Work to complete>
Search each line below for "Value", then return the lines where it appears.

(Element data from apps and pages)
..........

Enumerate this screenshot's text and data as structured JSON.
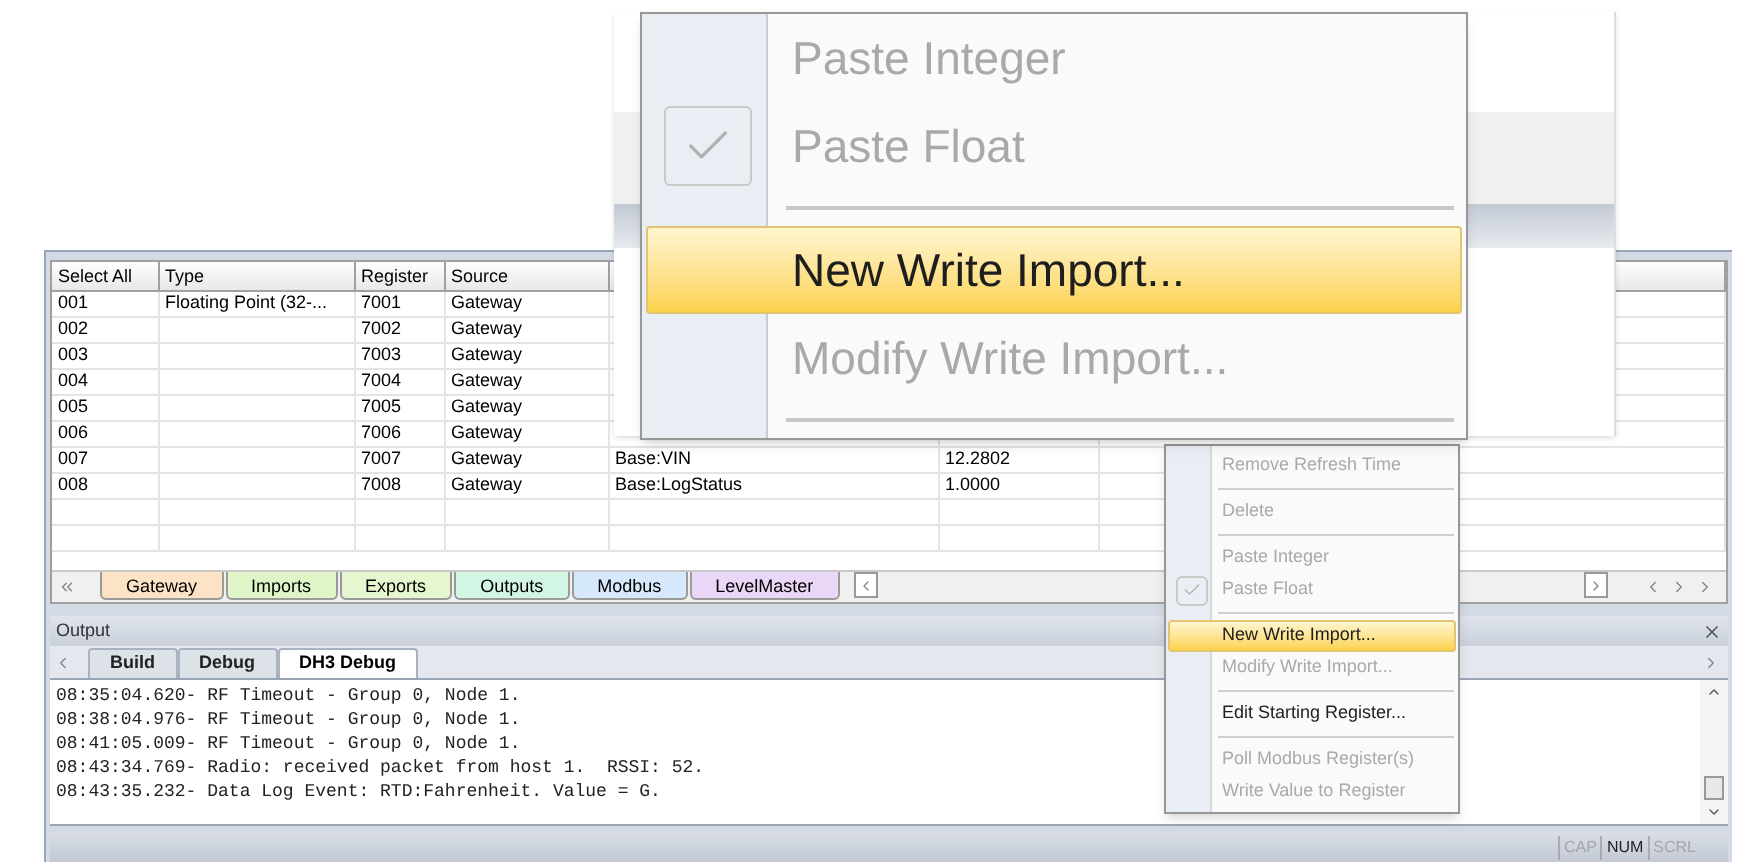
{
  "table": {
    "columns": [
      "Select All",
      "Type",
      "Register",
      "Source"
    ],
    "rows": [
      {
        "select_all": "001",
        "type": "Floating Point (32-...",
        "register": "7001",
        "source": "Gateway"
      },
      {
        "select_all": "002",
        "register": "7002",
        "source": "Gateway"
      },
      {
        "select_all": "003",
        "register": "7003",
        "source": "Gateway"
      },
      {
        "select_all": "004",
        "register": "7004",
        "source": "Gateway"
      },
      {
        "select_all": "005",
        "register": "7005",
        "source": "Gateway"
      },
      {
        "select_all": "006",
        "register": "7006",
        "source": "Gateway"
      },
      {
        "select_all": "007",
        "register": "7007",
        "source": "Gateway",
        "column_5": "Base:VIN",
        "column_6": "12.2802"
      },
      {
        "select_all": "008",
        "register": "7008",
        "source": "Gateway",
        "column_5": "Base:LogStatus",
        "column_6": "1.0000"
      }
    ]
  },
  "sheet_tabs": [
    {
      "label": "Gateway",
      "color": "#fde3c6"
    },
    {
      "label": "Imports",
      "color": "#dff5c8"
    },
    {
      "label": "Exports",
      "color": "#e6f7cf"
    },
    {
      "label": "Outputs",
      "color": "#d3f5e4"
    },
    {
      "label": "Modbus",
      "color": "#d6e8fb"
    },
    {
      "label": "LevelMaster",
      "color": "#ead7f7"
    }
  ],
  "output": {
    "title": "Output",
    "tabs": [
      {
        "label": "Build",
        "selected": false
      },
      {
        "label": "Debug",
        "selected": false
      },
      {
        "label": "DH3 Debug",
        "selected": true
      }
    ],
    "lines": [
      "08:35:04.620- RF Timeout - Group 0, Node 1.",
      "08:38:04.976- RF Timeout - Group 0, Node 1.",
      "08:41:05.009- RF Timeout - Group 0, Node 1.",
      "08:43:34.769- Radio: received packet from host 1.  RSSI: 52.",
      "08:43:35.232- Data Log Event: RTD:Fahrenheit. Value = G."
    ]
  },
  "context_menu": {
    "items": [
      {
        "kind": "item",
        "label": "Remove Refresh Time",
        "disabled": true,
        "checked": false,
        "selected": false
      },
      {
        "kind": "separator"
      },
      {
        "kind": "item",
        "label": "Delete",
        "disabled": true,
        "checked": false,
        "selected": false
      },
      {
        "kind": "separator"
      },
      {
        "kind": "item",
        "label": "Paste Integer",
        "disabled": true,
        "checked": false,
        "selected": false
      },
      {
        "kind": "item",
        "label": "Paste Float",
        "disabled": true,
        "checked": true,
        "selected": false
      },
      {
        "kind": "separator"
      },
      {
        "kind": "item",
        "label": "New Write Import...",
        "disabled": false,
        "checked": false,
        "selected": true
      },
      {
        "kind": "item",
        "label": "Modify Write Import...",
        "disabled": true,
        "checked": false,
        "selected": false
      },
      {
        "kind": "separator"
      },
      {
        "kind": "item",
        "label": "Edit Starting Register...",
        "disabled": false,
        "checked": false,
        "selected": false
      },
      {
        "kind": "separator"
      },
      {
        "kind": "item",
        "label": "Poll Modbus Register(s)",
        "disabled": true,
        "checked": false,
        "selected": false
      },
      {
        "kind": "item",
        "label": "Write Value to Register",
        "disabled": true,
        "checked": false,
        "selected": false
      }
    ]
  },
  "magnifier": {
    "items": [
      {
        "kind": "item",
        "label": "Paste Integer",
        "disabled": true,
        "checked": false,
        "selected": false
      },
      {
        "kind": "item",
        "label": "Paste Float",
        "disabled": true,
        "checked": true,
        "selected": false
      },
      {
        "kind": "separator"
      },
      {
        "kind": "item",
        "label": "New Write Import...",
        "disabled": false,
        "checked": false,
        "selected": true
      },
      {
        "kind": "item",
        "label": "Modify Write Import...",
        "disabled": true,
        "checked": false,
        "selected": false
      },
      {
        "kind": "separator"
      }
    ]
  },
  "status_bar": {
    "indicators": [
      {
        "label": "CAP",
        "on": false
      },
      {
        "label": "NUM",
        "on": true
      },
      {
        "label": "SCRL",
        "on": false
      }
    ]
  }
}
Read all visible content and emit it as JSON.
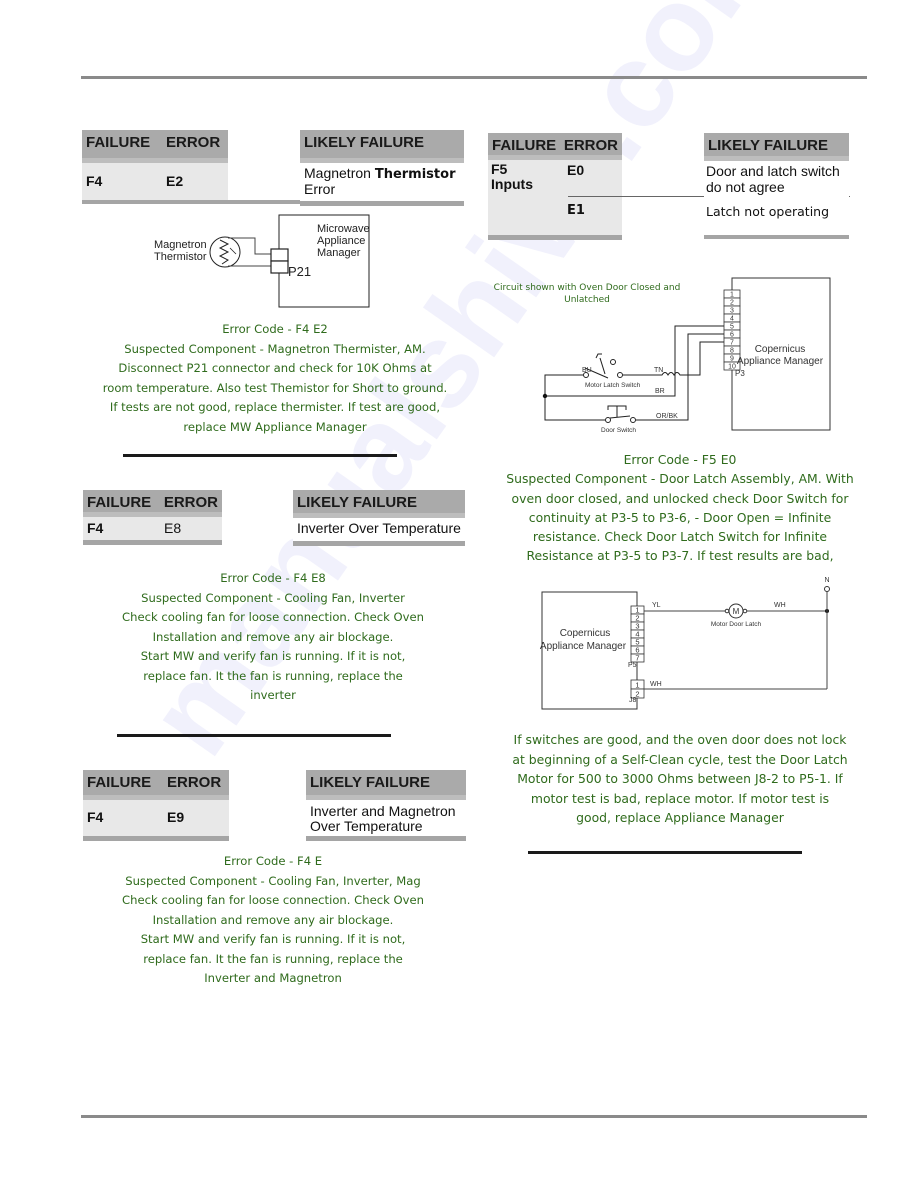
{
  "watermark": "manualshive.com",
  "sections": {
    "f4e2": {
      "table": {
        "failure_header": "FAILURE",
        "error_header": "ERROR",
        "likely_header": "LIKELY FAILURE",
        "failure": "F4",
        "error": "E2",
        "likely_line1_a": "Magnetron ",
        "likely_line1_b": "Thermistor",
        "likely_line2": "Error"
      },
      "diagram": {
        "thermistor_label_1": "Magnetron",
        "thermistor_label_2": "Thermistor",
        "manager_label_1": "Microwave",
        "manager_label_2": "Appliance",
        "manager_label_3": "Manager",
        "connector": "P21"
      },
      "notes": [
        "Error Code - F4 E2",
        "Suspected Component - Magnetron Thermister,  AM.",
        "Disconnect P21 connector and check for 10K Ohms at",
        "room temperature. Also test Themistor for Short to ground.",
        "If tests are not good,  replace thermister.  If test are good,",
        "replace MW Appliance Manager"
      ]
    },
    "f4e8": {
      "table": {
        "failure_header": "FAILURE",
        "error_header": "ERROR",
        "likely_header": "LIKELY FAILURE",
        "failure": "F4",
        "error": "E8",
        "likely": "Inverter Over Temperature"
      },
      "notes": [
        "Error Code - F4 E8",
        "Suspected Component - Cooling Fan, Inverter",
        "Check cooling fan for loose connection. Check Oven",
        "Installation and remove any air blockage.",
        "Start MW and verify fan is running.  If it is not,",
        "replace fan.  It the fan is running, replace the",
        "inverter"
      ]
    },
    "f4e9": {
      "table": {
        "failure_header": "FAILURE",
        "error_header": "ERROR",
        "likely_header": "LIKELY FAILURE",
        "failure": "F4",
        "error": "E9",
        "likely_line1": "Inverter and Magnetron",
        "likely_line2": "Over Temperature"
      },
      "notes": [
        "Error Code - F4 E",
        "Suspected Component - Cooling Fan, Inverter, Mag",
        "Check cooling fan for loose connection. Check Oven",
        "Installation and remove any air blockage.",
        "Start MW and verify fan is running.  If it is not,",
        "replace fan.  It the fan is running, replace the",
        "Inverter and Magnetron"
      ]
    },
    "f5": {
      "table": {
        "failure_header": "FAILURE",
        "error_header": "ERROR",
        "likely_header": "LIKELY FAILURE",
        "failure_line1": "F5",
        "failure_line2": "Inputs",
        "error_1": "E0",
        "error_2": "E1",
        "likely_1_line1": "Door and latch switch",
        "likely_1_line2": "do not agree",
        "likely_2": "Latch not operating"
      },
      "circuit1": {
        "caption_1": "Circuit shown with Oven Door Closed and",
        "caption_2": "Unlatched",
        "pins": [
          "1",
          "2",
          "3",
          "4",
          "5",
          "6",
          "7",
          "8",
          "9",
          "10"
        ],
        "connector": "P3",
        "manager_label_1": "Copernicus",
        "manager_label_2": "Appliance Manager",
        "wire_bu": "BU",
        "wire_tn": "TN",
        "wire_br": "BR",
        "wire_orbk": "OR/BK",
        "motor_latch_switch": "Motor Latch Switch",
        "door_switch": "Door Switch"
      },
      "notes": [
        "Error Code -  F5 E0",
        "Suspected Component - Door Latch Assembly, AM.  With",
        "oven door closed, and unlocked check Door Switch for",
        "continuity  at P3-5 to P3-6, - Door Open = Infinite",
        "resistance. Check Door Latch Switch for Infinite",
        "Resistance at P3-5 to P3-7. If test results are bad,"
      ],
      "circuit2": {
        "manager_label_1": "Copernicus",
        "manager_label_2": "Appliance Manager",
        "p5_pins": [
          "1",
          "2",
          "3",
          "4",
          "5",
          "6",
          "7"
        ],
        "p5": "P5",
        "j8_pins": [
          "1",
          "2"
        ],
        "j8": "J8",
        "wire_yl": "YL",
        "wire_wh_top": "WH",
        "wire_wh_bottom": "WH",
        "motor_label": "Motor Door Latch",
        "motor_symbol": "M",
        "neutral": "N"
      },
      "notes2": [
        "If switches are good, and the oven door does not lock",
        "at beginning of a Self-Clean cycle, test the Door Latch",
        "Motor for 500 to 3000 Ohms between J8-2 to P5-1.  If",
        "motor test is bad, replace motor.  If motor test is",
        "good, replace Appliance Manager"
      ]
    }
  },
  "colors": {
    "note_text": "#2f6b1c",
    "table_header": "#aaaaaa",
    "table_body": "#e8e8e8",
    "page_rule": "#8a8a8a"
  }
}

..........

Answer to this task>
      "08:43:35.232- Data Log Event: RTD:Fahrenheit. Value = G."
        "label": "Write Value to Register",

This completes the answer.